* EXERCISE INPUTS:
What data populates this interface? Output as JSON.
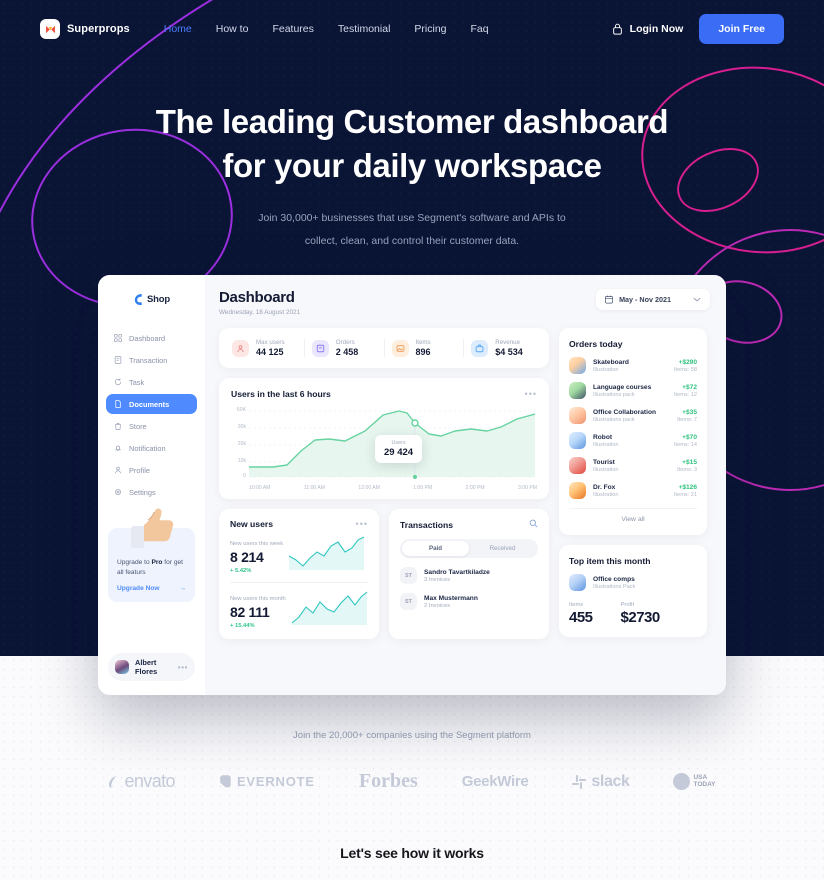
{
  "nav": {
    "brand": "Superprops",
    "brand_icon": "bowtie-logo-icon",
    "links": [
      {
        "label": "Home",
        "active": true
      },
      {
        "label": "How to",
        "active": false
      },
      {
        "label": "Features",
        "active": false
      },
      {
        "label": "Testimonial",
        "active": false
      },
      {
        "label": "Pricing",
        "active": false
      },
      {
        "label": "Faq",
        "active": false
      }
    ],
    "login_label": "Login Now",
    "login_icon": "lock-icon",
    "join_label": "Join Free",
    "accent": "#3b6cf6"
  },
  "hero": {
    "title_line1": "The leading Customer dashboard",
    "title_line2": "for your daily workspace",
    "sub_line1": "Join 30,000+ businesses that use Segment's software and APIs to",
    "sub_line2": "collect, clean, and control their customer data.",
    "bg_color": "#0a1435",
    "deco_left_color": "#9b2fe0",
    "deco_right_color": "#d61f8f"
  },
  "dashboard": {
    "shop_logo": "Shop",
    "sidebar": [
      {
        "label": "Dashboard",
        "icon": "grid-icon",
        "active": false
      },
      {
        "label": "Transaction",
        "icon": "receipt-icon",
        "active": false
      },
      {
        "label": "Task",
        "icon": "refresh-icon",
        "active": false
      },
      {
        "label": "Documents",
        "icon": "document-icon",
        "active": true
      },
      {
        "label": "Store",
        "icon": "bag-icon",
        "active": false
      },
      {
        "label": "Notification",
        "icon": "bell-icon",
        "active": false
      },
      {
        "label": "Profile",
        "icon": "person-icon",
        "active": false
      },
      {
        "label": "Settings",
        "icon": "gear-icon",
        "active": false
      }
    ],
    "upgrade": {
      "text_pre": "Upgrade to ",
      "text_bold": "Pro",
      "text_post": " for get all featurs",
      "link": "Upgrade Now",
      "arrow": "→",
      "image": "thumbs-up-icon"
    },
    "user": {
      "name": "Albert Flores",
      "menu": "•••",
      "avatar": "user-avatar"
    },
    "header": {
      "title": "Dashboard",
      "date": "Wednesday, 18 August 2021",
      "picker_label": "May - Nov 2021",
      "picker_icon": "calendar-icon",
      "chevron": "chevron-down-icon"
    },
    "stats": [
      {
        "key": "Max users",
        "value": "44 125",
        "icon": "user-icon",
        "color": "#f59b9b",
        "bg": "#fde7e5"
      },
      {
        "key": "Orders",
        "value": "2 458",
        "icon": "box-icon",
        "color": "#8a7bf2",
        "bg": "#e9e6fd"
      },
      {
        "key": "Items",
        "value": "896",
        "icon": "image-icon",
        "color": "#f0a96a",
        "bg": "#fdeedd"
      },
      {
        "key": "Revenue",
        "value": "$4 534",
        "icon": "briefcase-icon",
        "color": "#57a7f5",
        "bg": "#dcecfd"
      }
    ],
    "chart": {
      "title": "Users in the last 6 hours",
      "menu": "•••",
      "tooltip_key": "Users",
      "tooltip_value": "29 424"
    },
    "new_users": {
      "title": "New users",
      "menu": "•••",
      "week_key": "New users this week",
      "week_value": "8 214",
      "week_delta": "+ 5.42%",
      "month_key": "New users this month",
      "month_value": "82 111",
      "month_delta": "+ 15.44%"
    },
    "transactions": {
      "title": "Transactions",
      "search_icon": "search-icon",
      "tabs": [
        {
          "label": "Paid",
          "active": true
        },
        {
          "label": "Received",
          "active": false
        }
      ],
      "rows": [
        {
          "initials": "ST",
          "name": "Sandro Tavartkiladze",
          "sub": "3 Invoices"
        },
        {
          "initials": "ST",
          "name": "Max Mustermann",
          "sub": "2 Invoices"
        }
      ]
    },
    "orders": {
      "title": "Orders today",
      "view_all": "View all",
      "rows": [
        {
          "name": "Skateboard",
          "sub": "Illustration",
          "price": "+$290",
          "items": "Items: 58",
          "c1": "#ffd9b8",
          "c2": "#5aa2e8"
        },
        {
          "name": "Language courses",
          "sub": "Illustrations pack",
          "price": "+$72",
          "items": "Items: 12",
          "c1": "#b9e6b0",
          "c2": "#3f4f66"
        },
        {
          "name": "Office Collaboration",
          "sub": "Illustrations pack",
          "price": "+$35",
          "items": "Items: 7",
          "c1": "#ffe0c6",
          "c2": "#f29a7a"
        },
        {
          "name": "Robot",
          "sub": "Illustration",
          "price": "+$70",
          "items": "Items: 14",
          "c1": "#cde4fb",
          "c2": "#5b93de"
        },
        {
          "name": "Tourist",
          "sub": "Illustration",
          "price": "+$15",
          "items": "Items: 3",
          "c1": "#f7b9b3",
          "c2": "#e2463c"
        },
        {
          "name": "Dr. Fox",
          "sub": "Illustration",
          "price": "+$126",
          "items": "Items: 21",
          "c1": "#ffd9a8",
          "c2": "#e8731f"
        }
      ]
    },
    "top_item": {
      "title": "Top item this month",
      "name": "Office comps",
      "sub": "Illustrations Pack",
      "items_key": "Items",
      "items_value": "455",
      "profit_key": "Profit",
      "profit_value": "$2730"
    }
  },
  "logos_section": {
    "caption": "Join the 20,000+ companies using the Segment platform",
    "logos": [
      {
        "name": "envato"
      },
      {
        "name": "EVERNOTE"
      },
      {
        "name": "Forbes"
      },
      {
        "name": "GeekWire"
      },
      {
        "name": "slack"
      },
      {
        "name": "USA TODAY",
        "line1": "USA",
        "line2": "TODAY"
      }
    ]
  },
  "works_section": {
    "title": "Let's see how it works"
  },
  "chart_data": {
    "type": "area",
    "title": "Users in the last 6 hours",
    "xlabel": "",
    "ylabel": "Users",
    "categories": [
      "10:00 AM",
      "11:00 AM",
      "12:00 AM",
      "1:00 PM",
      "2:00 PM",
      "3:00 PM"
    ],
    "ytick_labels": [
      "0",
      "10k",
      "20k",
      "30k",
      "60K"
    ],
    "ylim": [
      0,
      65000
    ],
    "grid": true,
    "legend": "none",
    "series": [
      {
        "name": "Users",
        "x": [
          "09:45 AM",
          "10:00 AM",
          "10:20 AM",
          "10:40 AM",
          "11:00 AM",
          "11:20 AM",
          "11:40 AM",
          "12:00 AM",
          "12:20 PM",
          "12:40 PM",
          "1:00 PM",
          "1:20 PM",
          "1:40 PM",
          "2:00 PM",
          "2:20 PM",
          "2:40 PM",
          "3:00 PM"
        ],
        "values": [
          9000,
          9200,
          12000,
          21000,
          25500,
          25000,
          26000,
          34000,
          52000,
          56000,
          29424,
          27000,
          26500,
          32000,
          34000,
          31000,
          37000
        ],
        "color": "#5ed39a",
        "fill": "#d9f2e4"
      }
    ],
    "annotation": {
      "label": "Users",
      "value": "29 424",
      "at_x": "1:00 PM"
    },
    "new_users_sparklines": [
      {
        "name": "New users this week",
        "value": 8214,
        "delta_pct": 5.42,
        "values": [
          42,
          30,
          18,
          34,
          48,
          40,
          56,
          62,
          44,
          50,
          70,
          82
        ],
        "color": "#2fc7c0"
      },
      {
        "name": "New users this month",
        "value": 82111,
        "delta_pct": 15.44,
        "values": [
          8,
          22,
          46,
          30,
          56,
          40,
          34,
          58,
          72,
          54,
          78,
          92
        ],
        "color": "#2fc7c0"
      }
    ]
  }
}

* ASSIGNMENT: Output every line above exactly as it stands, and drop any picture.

* SOLUTION TO THE EXERCISE:
What data populates this interface? Output as JSON.
{
  "nav": {
    "brand": "Superprops",
    "brand_icon": "bowtie-logo-icon",
    "links": [
      {
        "label": "Home",
        "active": true
      },
      {
        "label": "How to",
        "active": false
      },
      {
        "label": "Features",
        "active": false
      },
      {
        "label": "Testimonial",
        "active": false
      },
      {
        "label": "Pricing",
        "active": false
      },
      {
        "label": "Faq",
        "active": false
      }
    ],
    "login_label": "Login Now",
    "login_icon": "lock-icon",
    "join_label": "Join Free",
    "accent": "#3b6cf6"
  },
  "hero": {
    "title_line1": "The leading Customer dashboard",
    "title_line2": "for your daily workspace",
    "sub_line1": "Join 30,000+ businesses that use Segment's software and APIs to",
    "sub_line2": "collect, clean, and control their customer data.",
    "bg_color": "#0a1435",
    "deco_left_color": "#9b2fe0",
    "deco_right_color": "#d61f8f"
  },
  "dashboard": {
    "shop_logo": "Shop",
    "sidebar": [
      {
        "label": "Dashboard",
        "icon": "grid-icon",
        "active": false
      },
      {
        "label": "Transaction",
        "icon": "receipt-icon",
        "active": false
      },
      {
        "label": "Task",
        "icon": "refresh-icon",
        "active": false
      },
      {
        "label": "Documents",
        "icon": "document-icon",
        "active": true
      },
      {
        "label": "Store",
        "icon": "bag-icon",
        "active": false
      },
      {
        "label": "Notification",
        "icon": "bell-icon",
        "active": false
      },
      {
        "label": "Profile",
        "icon": "person-icon",
        "active": false
      },
      {
        "label": "Settings",
        "icon": "gear-icon",
        "active": false
      }
    ],
    "upgrade": {
      "text_pre": "Upgrade to ",
      "text_bold": "Pro",
      "text_post": " for get all featurs",
      "link": "Upgrade Now",
      "arrow": "→",
      "image": "thumbs-up-icon"
    },
    "user": {
      "name": "Albert Flores",
      "menu": "•••",
      "avatar": "user-avatar"
    },
    "header": {
      "title": "Dashboard",
      "date": "Wednesday, 18 August 2021",
      "picker_label": "May - Nov 2021",
      "picker_icon": "calendar-icon",
      "chevron": "chevron-down-icon"
    },
    "stats": [
      {
        "key": "Max users",
        "value": "44 125",
        "icon": "user-icon",
        "color": "#f59b9b",
        "bg": "#fde7e5"
      },
      {
        "key": "Orders",
        "value": "2 458",
        "icon": "box-icon",
        "color": "#8a7bf2",
        "bg": "#e9e6fd"
      },
      {
        "key": "Items",
        "value": "896",
        "icon": "image-icon",
        "color": "#f0a96a",
        "bg": "#fdeedd"
      },
      {
        "key": "Revenue",
        "value": "$4 534",
        "icon": "briefcase-icon",
        "color": "#57a7f5",
        "bg": "#dcecfd"
      }
    ],
    "chart": {
      "title": "Users in the last 6 hours",
      "menu": "•••",
      "tooltip_key": "Users",
      "tooltip_value": "29 424"
    },
    "new_users": {
      "title": "New users",
      "menu": "•••",
      "week_key": "New users this week",
      "week_value": "8 214",
      "week_delta": "+ 5.42%",
      "month_key": "New users this month",
      "month_value": "82 111",
      "month_delta": "+ 15.44%"
    },
    "transactions": {
      "title": "Transactions",
      "search_icon": "search-icon",
      "tabs": [
        {
          "label": "Paid",
          "active": true
        },
        {
          "label": "Received",
          "active": false
        }
      ],
      "rows": [
        {
          "initials": "ST",
          "name": "Sandro Tavartkiladze",
          "sub": "3 Invoices"
        },
        {
          "initials": "ST",
          "name": "Max Mustermann",
          "sub": "2 Invoices"
        }
      ]
    },
    "orders": {
      "title": "Orders today",
      "view_all": "View all",
      "rows": [
        {
          "name": "Skateboard",
          "sub": "Illustration",
          "price": "+$290",
          "items": "Items: 58",
          "c1": "#ffd9b8",
          "c2": "#5aa2e8"
        },
        {
          "name": "Language courses",
          "sub": "Illustrations pack",
          "price": "+$72",
          "items": "Items: 12",
          "c1": "#b9e6b0",
          "c2": "#3f4f66"
        },
        {
          "name": "Office Collaboration",
          "sub": "Illustrations pack",
          "price": "+$35",
          "items": "Items: 7",
          "c1": "#ffe0c6",
          "c2": "#f29a7a"
        },
        {
          "name": "Robot",
          "sub": "Illustration",
          "price": "+$70",
          "items": "Items: 14",
          "c1": "#cde4fb",
          "c2": "#5b93de"
        },
        {
          "name": "Tourist",
          "sub": "Illustration",
          "price": "+$15",
          "items": "Items: 3",
          "c1": "#f7b9b3",
          "c2": "#e2463c"
        },
        {
          "name": "Dr. Fox",
          "sub": "Illustration",
          "price": "+$126",
          "items": "Items: 21",
          "c1": "#ffd9a8",
          "c2": "#e8731f"
        }
      ]
    },
    "top_item": {
      "title": "Top item this month",
      "name": "Office comps",
      "sub": "Illustrations Pack",
      "items_key": "Items",
      "items_value": "455",
      "profit_key": "Profit",
      "profit_value": "$2730"
    }
  },
  "logos_section": {
    "caption": "Join the 20,000+ companies using the Segment platform",
    "logos": [
      {
        "name": "envato"
      },
      {
        "name": "EVERNOTE"
      },
      {
        "name": "Forbes"
      },
      {
        "name": "GeekWire"
      },
      {
        "name": "slack"
      },
      {
        "name": "USA TODAY",
        "line1": "USA",
        "line2": "TODAY"
      }
    ]
  },
  "works_section": {
    "title": "Let's see how it works"
  },
  "chart_data": {
    "type": "area",
    "title": "Users in the last 6 hours",
    "xlabel": "",
    "ylabel": "Users",
    "categories": [
      "10:00 AM",
      "11:00 AM",
      "12:00 AM",
      "1:00 PM",
      "2:00 PM",
      "3:00 PM"
    ],
    "ytick_labels": [
      "0",
      "10k",
      "20k",
      "30k",
      "60K"
    ],
    "ylim": [
      0,
      65000
    ],
    "grid": true,
    "legend": "none",
    "series": [
      {
        "name": "Users",
        "x": [
          "09:45 AM",
          "10:00 AM",
          "10:20 AM",
          "10:40 AM",
          "11:00 AM",
          "11:20 AM",
          "11:40 AM",
          "12:00 AM",
          "12:20 PM",
          "12:40 PM",
          "1:00 PM",
          "1:20 PM",
          "1:40 PM",
          "2:00 PM",
          "2:20 PM",
          "2:40 PM",
          "3:00 PM"
        ],
        "values": [
          9000,
          9200,
          12000,
          21000,
          25500,
          25000,
          26000,
          34000,
          52000,
          56000,
          29424,
          27000,
          26500,
          32000,
          34000,
          31000,
          37000
        ],
        "color": "#5ed39a",
        "fill": "#d9f2e4"
      }
    ],
    "annotation": {
      "label": "Users",
      "value": "29 424",
      "at_x": "1:00 PM"
    },
    "new_users_sparklines": [
      {
        "name": "New users this week",
        "value": 8214,
        "delta_pct": 5.42,
        "values": [
          42,
          30,
          18,
          34,
          48,
          40,
          56,
          62,
          44,
          50,
          70,
          82
        ],
        "color": "#2fc7c0"
      },
      {
        "name": "New users this month",
        "value": 82111,
        "delta_pct": 15.44,
        "values": [
          8,
          22,
          46,
          30,
          56,
          40,
          34,
          58,
          72,
          54,
          78,
          92
        ],
        "color": "#2fc7c0"
      }
    ]
  }
}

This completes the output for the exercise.